Books of the week
Great for story-time:
The Book with No Pictures by B.J. Novak
A #1 New York Times bestseller, this innovative and wildly funny read-aloud by award-winning humorist/actor B.J. Novak will turn any reader into a comedian.
You might think a book with no pictures seems boring and serious. Except . . . here’s how books work. Everything written on the page has to be said by the person reading it aloud. Even if the words say . . .
BLORK. Or BLUURF.
Even if the words are a preposterous song about eating ants for breakfast, or just a list of astonishingly goofy sounds like BLAGGITY BLAGGITY and GLIBBITY GLOBBITY.
Cleverly irreverent and irresistibly silly, The Book with No Pictures is one that kids will beg to hear again and again. (And parents will be happy to oblige.)
For younger readers (age 8+):
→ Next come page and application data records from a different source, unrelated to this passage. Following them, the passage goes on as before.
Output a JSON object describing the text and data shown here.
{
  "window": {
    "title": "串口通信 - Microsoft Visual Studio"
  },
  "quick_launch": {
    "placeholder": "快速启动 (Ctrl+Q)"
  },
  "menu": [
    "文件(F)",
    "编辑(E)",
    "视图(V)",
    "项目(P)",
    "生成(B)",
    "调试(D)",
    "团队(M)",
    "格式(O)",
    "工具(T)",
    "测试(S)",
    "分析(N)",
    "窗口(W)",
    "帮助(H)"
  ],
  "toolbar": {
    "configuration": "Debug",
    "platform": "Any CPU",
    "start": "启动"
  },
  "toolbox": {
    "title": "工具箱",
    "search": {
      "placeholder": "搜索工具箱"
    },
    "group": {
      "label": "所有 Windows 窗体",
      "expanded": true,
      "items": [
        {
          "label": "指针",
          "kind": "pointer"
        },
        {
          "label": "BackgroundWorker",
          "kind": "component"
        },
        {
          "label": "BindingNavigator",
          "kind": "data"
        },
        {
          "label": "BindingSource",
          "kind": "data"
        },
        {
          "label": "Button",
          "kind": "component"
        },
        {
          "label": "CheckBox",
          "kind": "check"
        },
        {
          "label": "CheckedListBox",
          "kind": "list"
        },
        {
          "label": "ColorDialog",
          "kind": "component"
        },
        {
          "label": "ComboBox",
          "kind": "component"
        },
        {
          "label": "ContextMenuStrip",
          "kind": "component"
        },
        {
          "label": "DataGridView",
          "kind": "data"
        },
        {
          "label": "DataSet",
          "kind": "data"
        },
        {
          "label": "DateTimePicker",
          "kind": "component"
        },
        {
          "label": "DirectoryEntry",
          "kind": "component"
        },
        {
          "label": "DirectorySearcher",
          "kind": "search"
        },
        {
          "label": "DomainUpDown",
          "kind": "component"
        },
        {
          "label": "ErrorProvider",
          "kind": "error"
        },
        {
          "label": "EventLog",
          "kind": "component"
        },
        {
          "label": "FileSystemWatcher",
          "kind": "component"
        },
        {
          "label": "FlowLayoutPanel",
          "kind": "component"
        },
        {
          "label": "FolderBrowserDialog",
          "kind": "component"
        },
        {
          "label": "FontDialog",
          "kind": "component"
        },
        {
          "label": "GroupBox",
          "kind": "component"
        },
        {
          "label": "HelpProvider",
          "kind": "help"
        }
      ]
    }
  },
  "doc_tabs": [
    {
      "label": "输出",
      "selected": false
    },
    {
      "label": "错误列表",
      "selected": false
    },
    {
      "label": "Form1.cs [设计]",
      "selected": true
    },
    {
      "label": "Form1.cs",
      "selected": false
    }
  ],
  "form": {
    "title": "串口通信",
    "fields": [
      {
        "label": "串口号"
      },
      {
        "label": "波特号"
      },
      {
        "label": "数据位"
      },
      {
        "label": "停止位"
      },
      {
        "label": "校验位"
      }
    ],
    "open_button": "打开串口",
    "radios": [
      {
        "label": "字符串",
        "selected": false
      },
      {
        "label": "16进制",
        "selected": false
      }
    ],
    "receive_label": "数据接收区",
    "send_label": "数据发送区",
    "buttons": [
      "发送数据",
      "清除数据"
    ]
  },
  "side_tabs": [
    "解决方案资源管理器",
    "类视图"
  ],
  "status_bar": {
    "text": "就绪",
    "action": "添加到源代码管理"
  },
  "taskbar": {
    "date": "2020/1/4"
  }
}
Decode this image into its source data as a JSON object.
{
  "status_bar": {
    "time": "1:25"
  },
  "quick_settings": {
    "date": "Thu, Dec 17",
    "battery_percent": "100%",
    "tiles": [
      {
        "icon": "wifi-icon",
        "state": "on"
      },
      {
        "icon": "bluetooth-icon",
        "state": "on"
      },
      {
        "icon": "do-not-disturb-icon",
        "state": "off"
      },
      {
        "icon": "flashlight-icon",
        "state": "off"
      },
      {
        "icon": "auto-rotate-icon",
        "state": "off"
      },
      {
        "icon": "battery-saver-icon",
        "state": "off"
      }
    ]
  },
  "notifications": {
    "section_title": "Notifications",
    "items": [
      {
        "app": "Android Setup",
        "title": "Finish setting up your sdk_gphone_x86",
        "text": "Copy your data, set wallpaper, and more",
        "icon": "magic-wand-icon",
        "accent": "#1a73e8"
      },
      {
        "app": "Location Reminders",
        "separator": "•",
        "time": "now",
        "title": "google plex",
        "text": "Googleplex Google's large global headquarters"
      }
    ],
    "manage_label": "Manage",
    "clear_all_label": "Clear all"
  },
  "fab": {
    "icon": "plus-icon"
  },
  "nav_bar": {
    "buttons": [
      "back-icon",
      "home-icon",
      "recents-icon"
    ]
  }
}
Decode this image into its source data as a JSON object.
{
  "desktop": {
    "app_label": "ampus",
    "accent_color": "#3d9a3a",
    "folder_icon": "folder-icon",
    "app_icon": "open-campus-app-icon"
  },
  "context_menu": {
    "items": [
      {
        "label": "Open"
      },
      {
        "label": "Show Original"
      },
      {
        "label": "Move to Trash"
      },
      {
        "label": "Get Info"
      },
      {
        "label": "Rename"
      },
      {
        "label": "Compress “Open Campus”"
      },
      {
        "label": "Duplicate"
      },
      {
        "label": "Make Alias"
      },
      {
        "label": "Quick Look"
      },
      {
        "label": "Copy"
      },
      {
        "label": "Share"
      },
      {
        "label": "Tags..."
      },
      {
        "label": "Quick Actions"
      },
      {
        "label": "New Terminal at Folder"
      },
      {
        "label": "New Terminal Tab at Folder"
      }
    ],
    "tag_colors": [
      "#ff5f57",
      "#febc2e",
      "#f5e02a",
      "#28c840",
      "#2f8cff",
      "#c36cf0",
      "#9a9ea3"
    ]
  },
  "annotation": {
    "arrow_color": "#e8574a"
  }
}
The Curious Cat Spy Club by Linda Joy Singleton
Kelsey helps catch a runaway zorse (horse + zebra) with the help of the nicest and most popular girl in school, Becca. The two are walking home when they happen upon a litter of kittens trapped in a dumpster and Leo is the only person around who can help get them out. The three unlikely friends decide to work together to help solve animal crimes with their secret club.
For older readers (age 9+):
An Eagle in the Snow by Michael Morpurgo
England, 1940. Barney’s home has been destroyed by bombing, and he and his mother are traveling to the countryside when German planes attack. Their train is forced to take shelter in a tunnel and there, in the darkness, a stranger― a fellow passenger―begins to tell them a story about two young soldiers who came face to face in the previous war. One British, one German. Both lived, but the British soldier was haunted by the encounter once he realized who the German was: the young Adolf Hitler.
The British soldier made a moral decision. Was it the right one? Readers can ponder that difficult question for themselves with Michael Morpurgo's latest middle-grade novel An Eagle in the Snow.
Science Encyclopedia: Atom Smashing, Food Chemistry, Animals, Space, and More! (Encyclopaedia) by National Geographic Kids
Food chemistry, atom crashing, wave power, food chemistry, and robots! These are just a few of the topics covered in this fantastic new science encyclopedia, which presents a comprehensive overview of physical and life sciences from A to Z. Super smart and kid-friendly, it’s packed with full-color photographs, weird but true facts, amazing statistics, do-it-yourself experiments, plus profiles of scientists and National Geographic's explorers who rock the world of science. Keep up with the changes happening all around us with this stellar science reference book.
All reviews and photos credit to Amazon.com
High School Library
In remembrance of His Majesty King Bhumibol Adulyadej